## Work to complete:
The expected output is the complete data, reproduced exactly.
^^^^^^^^
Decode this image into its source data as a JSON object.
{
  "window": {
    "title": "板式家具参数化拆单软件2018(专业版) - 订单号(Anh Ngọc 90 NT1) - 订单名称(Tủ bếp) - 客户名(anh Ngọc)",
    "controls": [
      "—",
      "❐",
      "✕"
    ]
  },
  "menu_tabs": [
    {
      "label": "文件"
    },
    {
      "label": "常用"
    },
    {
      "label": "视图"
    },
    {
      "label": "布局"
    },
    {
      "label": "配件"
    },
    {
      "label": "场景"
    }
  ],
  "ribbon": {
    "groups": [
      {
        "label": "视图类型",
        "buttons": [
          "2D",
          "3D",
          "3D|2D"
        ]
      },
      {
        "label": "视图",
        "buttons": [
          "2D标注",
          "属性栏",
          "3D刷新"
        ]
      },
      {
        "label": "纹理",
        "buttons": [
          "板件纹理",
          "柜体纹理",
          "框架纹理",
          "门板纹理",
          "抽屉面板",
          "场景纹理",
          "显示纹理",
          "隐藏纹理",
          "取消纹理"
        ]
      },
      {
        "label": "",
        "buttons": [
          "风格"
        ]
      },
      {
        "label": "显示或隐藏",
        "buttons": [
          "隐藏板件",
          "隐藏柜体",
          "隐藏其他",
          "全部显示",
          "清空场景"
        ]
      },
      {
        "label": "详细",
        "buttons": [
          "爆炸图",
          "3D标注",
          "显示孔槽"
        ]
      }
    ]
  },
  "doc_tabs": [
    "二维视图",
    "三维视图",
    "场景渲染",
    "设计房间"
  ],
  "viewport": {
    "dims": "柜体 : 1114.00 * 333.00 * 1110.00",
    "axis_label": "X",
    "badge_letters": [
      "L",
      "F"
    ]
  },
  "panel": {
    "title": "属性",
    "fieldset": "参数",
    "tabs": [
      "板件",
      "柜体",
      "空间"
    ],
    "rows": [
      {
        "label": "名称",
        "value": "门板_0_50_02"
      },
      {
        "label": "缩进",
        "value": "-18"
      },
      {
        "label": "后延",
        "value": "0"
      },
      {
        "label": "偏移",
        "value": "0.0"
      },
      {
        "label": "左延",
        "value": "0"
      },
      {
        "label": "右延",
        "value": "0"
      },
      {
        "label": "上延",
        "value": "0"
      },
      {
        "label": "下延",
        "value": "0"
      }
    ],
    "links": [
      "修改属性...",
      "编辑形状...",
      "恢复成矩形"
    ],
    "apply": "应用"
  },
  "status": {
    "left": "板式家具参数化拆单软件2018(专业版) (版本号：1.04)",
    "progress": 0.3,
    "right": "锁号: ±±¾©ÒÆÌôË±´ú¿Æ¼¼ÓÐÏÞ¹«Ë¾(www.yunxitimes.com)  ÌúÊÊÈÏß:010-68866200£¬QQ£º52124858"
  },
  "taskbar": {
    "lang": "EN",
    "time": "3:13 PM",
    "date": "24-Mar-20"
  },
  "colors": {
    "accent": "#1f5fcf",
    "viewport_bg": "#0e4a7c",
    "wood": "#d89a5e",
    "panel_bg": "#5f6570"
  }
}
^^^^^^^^
## Task result:
Decode this image into its source data as a JSON object.
{
  "window": {
    "title": "板式家具参数化拆单软件2018(专业版) - 订单号(Anh Ngọc 90 NT1) - 订单名称(Tủ bếp) - 客户名(anh Ngọc)",
    "controls": [
      "—",
      "❐",
      "✕"
    ]
  },
  "menu_tabs": [
    {
      "label": "文件"
    },
    {
      "label": "常用"
    },
    {
      "label": "视图"
    },
    {
      "label": "布局"
    },
    {
      "label": "配件"
    },
    {
      "label": "场景"
    }
  ],
  "ribbon": {
    "groups": [
      {
        "label": "视图类型",
        "buttons": [
          "2D",
          "3D",
          "3D|2D"
        ]
      },
      {
        "label": "视图",
        "buttons": [
          "2D标注",
          "属性栏",
          "3D刷新"
        ]
      },
      {
        "label": "纹理",
        "buttons": [
          "板件纹理",
          "柜体纹理",
          "框架纹理",
          "门板纹理",
          "抽屉面板",
          "场景纹理",
          "显示纹理",
          "隐藏纹理",
          "取消纹理"
        ]
      },
      {
        "label": "",
        "buttons": [
          "风格"
        ]
      },
      {
        "label": "显示或隐藏",
        "buttons": [
          "隐藏板件",
          "隐藏柜体",
          "隐藏其他",
          "全部显示",
          "清空场景"
        ]
      },
      {
        "label": "详细",
        "buttons": [
          "爆炸图",
          "3D标注",
          "显示孔槽"
        ]
      }
    ]
  },
  "doc_tabs": [
    "二维视图",
    "三维视图",
    "场景渲染",
    "设计房间"
  ],
  "viewport": {
    "dims": "柜体 : 1114.00 * 333.00 * 1110.00",
    "axis_label": "X",
    "badge_letters": [
      "L",
      "F"
    ]
  },
  "panel": {
    "title": "属性",
    "fieldset": "参数",
    "tabs": [
      "板件",
      "柜体",
      "空间"
    ],
    "rows": [
      {
        "label": "名称",
        "value": "门板_0_50_02"
      },
      {
        "label": "缩进",
        "value": "-18"
      },
      {
        "label": "后延",
        "value": "0"
      },
      {
        "label": "偏移",
        "value": "0.0"
      },
      {
        "label": "左延",
        "value": "0"
      },
      {
        "label": "右延",
        "value": "0"
      },
      {
        "label": "上延",
        "value": "0"
      },
      {
        "label": "下延",
        "value": "0"
      }
    ],
    "links": [
      "修改属性...",
      "编辑形状...",
      "恢复成矩形"
    ],
    "apply": "应用"
  },
  "status": {
    "left": "板式家具参数化拆单软件2018(专业版) (版本号：1.04)",
    "progress": 0.3,
    "right": "锁号: ±±¾©ÒÆÌôË±´ú¿Æ¼¼ÓÐÏÞ¹«Ë¾(www.yunxitimes.com)  ÌúÊÊÈÏß:010-68866200£¬QQ£º52124858"
  },
  "taskbar": {
    "lang": "EN",
    "time": "3:13 PM",
    "date": "24-Mar-20"
  },
  "colors": {
    "accent": "#1f5fcf",
    "viewport_bg": "#0e4a7c",
    "wood": "#d89a5e",
    "panel_bg": "#5f6570"
  }
}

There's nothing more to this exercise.